Prompt: Look through the records that follow. Copy every line containing the word "Saturday".

[Records from a dataset]
-=-=-=-=-

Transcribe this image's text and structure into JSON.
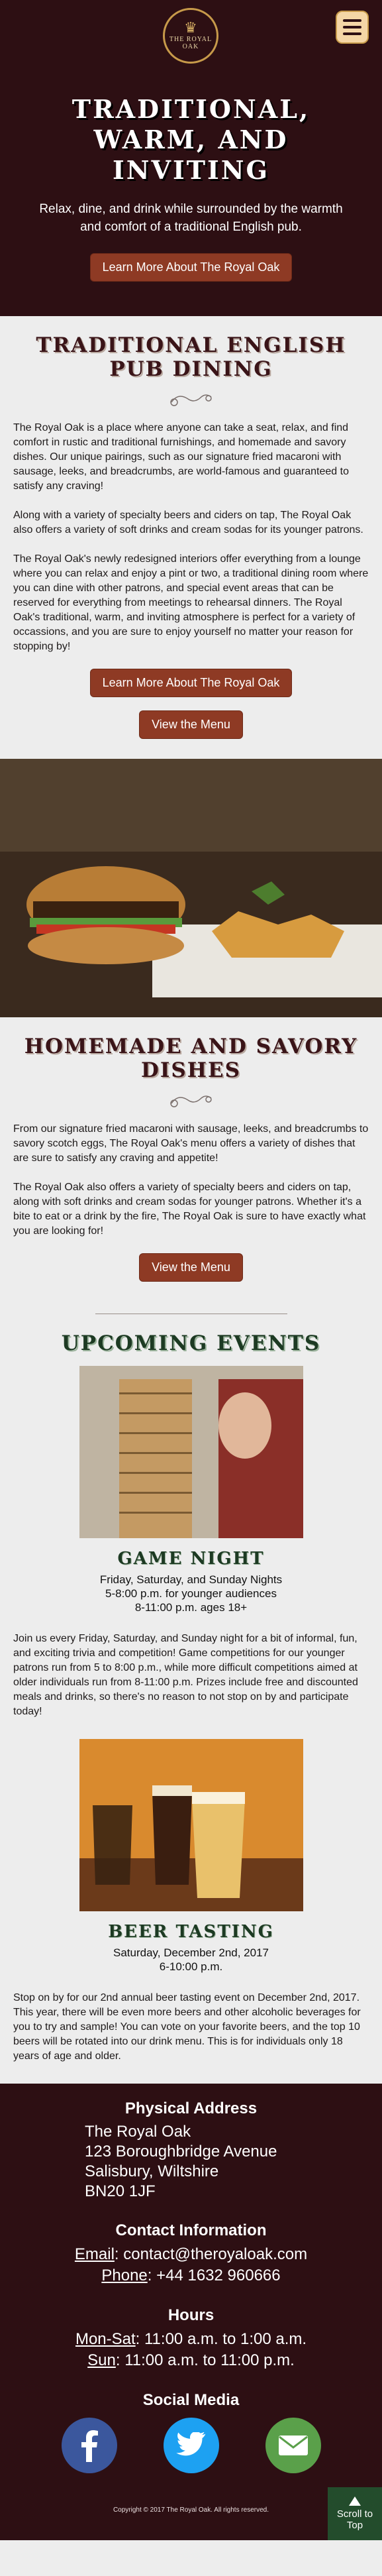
{
  "header": {
    "logo_text": "THE ROYAL OAK",
    "crown_icon": "crown-icon",
    "menu_icon": "hamburger-menu-icon"
  },
  "hero": {
    "title": "Traditional, Warm, and Inviting",
    "subtitle": "Relax, dine, and drink while surrounded by the warmth and comfort of a traditional English pub.",
    "button": "Learn More About The Royal Oak"
  },
  "dining": {
    "title": "Traditional English Pub Dining",
    "paragraphs": [
      "The Royal Oak is a place where anyone can take a seat, relax, and find comfort in rustic and traditional furnishings, and homemade and savory dishes. Our unique pairings, such as our signature fried macaroni with sausage, leeks, and breadcrumbs, are world-famous and guaranteed to satisfy any craving!",
      "Along with a variety of specialty beers and ciders on tap, The Royal Oak also offers a variety of soft drinks and cream sodas for its younger patrons.",
      "The Royal Oak's newly redesigned interiors offer everything from a lounge where you can relax and enjoy a pint or two, a traditional dining room where you can dine with other patrons, and special event areas that can be reserved for everything from meetings to rehearsal dinners. The Royal Oak's traditional, warm, and inviting atmosphere is perfect for a variety of occassions, and you are sure to enjoy yourself no matter your reason for stopping by!"
    ],
    "learn_button": "Learn More About The Royal Oak",
    "menu_button": "View the Menu"
  },
  "dishes": {
    "title": "Homemade and Savory Dishes",
    "paragraphs": [
      "From our signature fried macaroni with sausage, leeks, and breadcrumbs to savory scotch eggs, The Royal Oak's menu offers a variety of dishes that are sure to satisfy any craving and appetite!",
      "The Royal Oak also offers a variety of specialty beers and ciders on tap, along with soft drinks and cream sodas for younger patrons. Whether it's a bite to eat or a drink by the fire, The Royal Oak is sure to have exactly what you are looking for!"
    ],
    "menu_button": "View the Menu"
  },
  "events": {
    "title": "Upcoming Events",
    "items": [
      {
        "name": "Game Night",
        "line1": "Friday, Saturday, and Sunday Nights",
        "line2": "5-8:00 p.m. for younger audiences",
        "line3": "8-11:00 p.m. ages 18+",
        "description": "Join us every Friday, Saturday, and Sunday night for a bit of informal, fun, and exciting trivia and competition! Game competitions for our younger patrons run from 5 to 8:00 p.m., while more difficult competitions aimed at older individuals run from 8-11:00 p.m. Prizes include free and discounted meals and drinks, so there's no reason to not stop on by and participate today!"
      },
      {
        "name": "Beer Tasting",
        "line1": "Saturday, December 2nd, 2017",
        "line2": "6-10:00 p.m.",
        "description": "Stop on by for our 2nd annual beer tasting event on December 2nd, 2017. This year, there will be even more beers and other alcoholic beverages for you to try and sample! You can vote on your favorite beers, and the top 10 beers will be rotated into our drink menu. This is for individuals only 18 years of age and older."
      }
    ]
  },
  "footer": {
    "address_title": "Physical Address",
    "address_lines": [
      "The Royal Oak",
      "123 Boroughbridge Avenue",
      "Salisbury, Wiltshire",
      "BN20 1JF"
    ],
    "contact_title": "Contact Information",
    "email_label": "Email",
    "email_value": ": contact@theroyaloak.com",
    "phone_label": "Phone",
    "phone_value": ": +44 1632 960666",
    "hours_title": "Hours",
    "hours_1_label": "Mon-Sat",
    "hours_1_value": ": 11:00 a.m. to 1:00 a.m.",
    "hours_2_label": "Sun",
    "hours_2_value": ": 11:00 a.m. to 11:00 p.m.",
    "social_title": "Social Media",
    "social_icons": [
      "facebook-icon",
      "twitter-icon",
      "email-icon"
    ],
    "copyright": "Copyright © 2017 The Royal Oak. All rights reserved.",
    "scroll_top": "Scroll to Top"
  },
  "colors": {
    "brand_dark": "#2d0f13",
    "button": "#8e3a24",
    "events_green": "#234c2c",
    "facebook": "#3b579d",
    "twitter": "#1da1f2",
    "email": "#5aa04a"
  }
}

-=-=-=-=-

Task output:
        "line1": "Friday, Saturday, and Sunday Nights",
        "description": "Join us every Friday, Saturday, and Sunday night for a bit of informal, fun, and exciting trivia and competition! Game competitions for our younger patrons run from 5 to 8:00 p.m., while more difficult competitions aimed at older individuals run from 8-11:00 p.m. Prizes include free and discounted meals and drinks, so there's no reason to not stop on by and participate today!"
        "line1": "Saturday, December 2nd, 2017",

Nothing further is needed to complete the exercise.